■ Directions for this task:
What you return should be every line below, word for word, and none of the images.

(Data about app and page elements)
:::

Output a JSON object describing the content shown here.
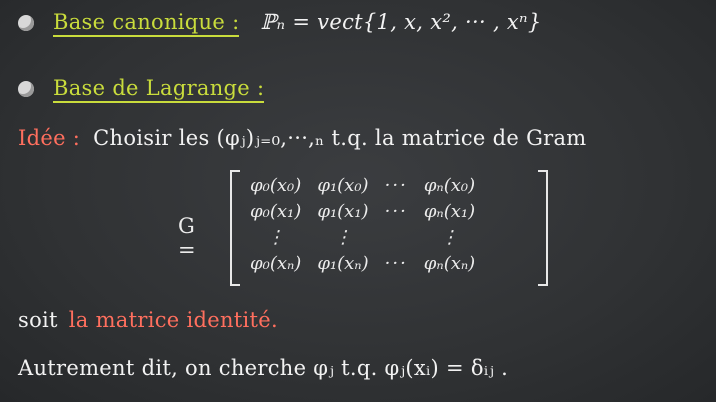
{
  "line1": {
    "label": "Base canonique :",
    "formula": "ℙₙ = vect{1, x, x², ··· , xⁿ}"
  },
  "line2": {
    "label": "Base de Lagrange :"
  },
  "line3": {
    "prefix": "Idée :",
    "text": "Choisir les (φⱼ)ⱼ₌₀,···,ₙ t.q. la matrice de Gram"
  },
  "matrix": {
    "name": "G =",
    "rows": [
      [
        "φ₀(x₀)",
        "φ₁(x₀)",
        "···",
        "φₙ(x₀)"
      ],
      [
        "φ₀(x₁)",
        "φ₁(x₁)",
        "···",
        "φₙ(x₁)"
      ],
      [
        "⋮",
        "⋮",
        "",
        "⋮"
      ],
      [
        "φ₀(xₙ)",
        "φ₁(xₙ)",
        "···",
        "φₙ(xₙ)"
      ]
    ]
  },
  "line4": {
    "prefix": "soit",
    "highlight": "la matrice identité."
  },
  "line5": {
    "text": "Autrement dit, on cherche φⱼ  t.q. φⱼ(xᵢ) = δᵢⱼ ."
  }
}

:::

■ Output for this exercise:
Output a JSON object describing the content shown here.
{
  "line1": {
    "label": "Base canonique :",
    "formula": "ℙₙ = vect{1, x, x², ··· , xⁿ}"
  },
  "line2": {
    "label": "Base de Lagrange :"
  },
  "line3": {
    "prefix": "Idée :",
    "text": "Choisir les (φⱼ)ⱼ₌₀,···,ₙ t.q. la matrice de Gram"
  },
  "matrix": {
    "name": "G =",
    "rows": [
      [
        "φ₀(x₀)",
        "φ₁(x₀)",
        "···",
        "φₙ(x₀)"
      ],
      [
        "φ₀(x₁)",
        "φ₁(x₁)",
        "···",
        "φₙ(x₁)"
      ],
      [
        "⋮",
        "⋮",
        "",
        "⋮"
      ],
      [
        "φ₀(xₙ)",
        "φ₁(xₙ)",
        "···",
        "φₙ(xₙ)"
      ]
    ]
  },
  "line4": {
    "prefix": "soit",
    "highlight": "la matrice identité."
  },
  "line5": {
    "text": "Autrement dit, on cherche φⱼ  t.q. φⱼ(xᵢ) = δᵢⱼ ."
  }
}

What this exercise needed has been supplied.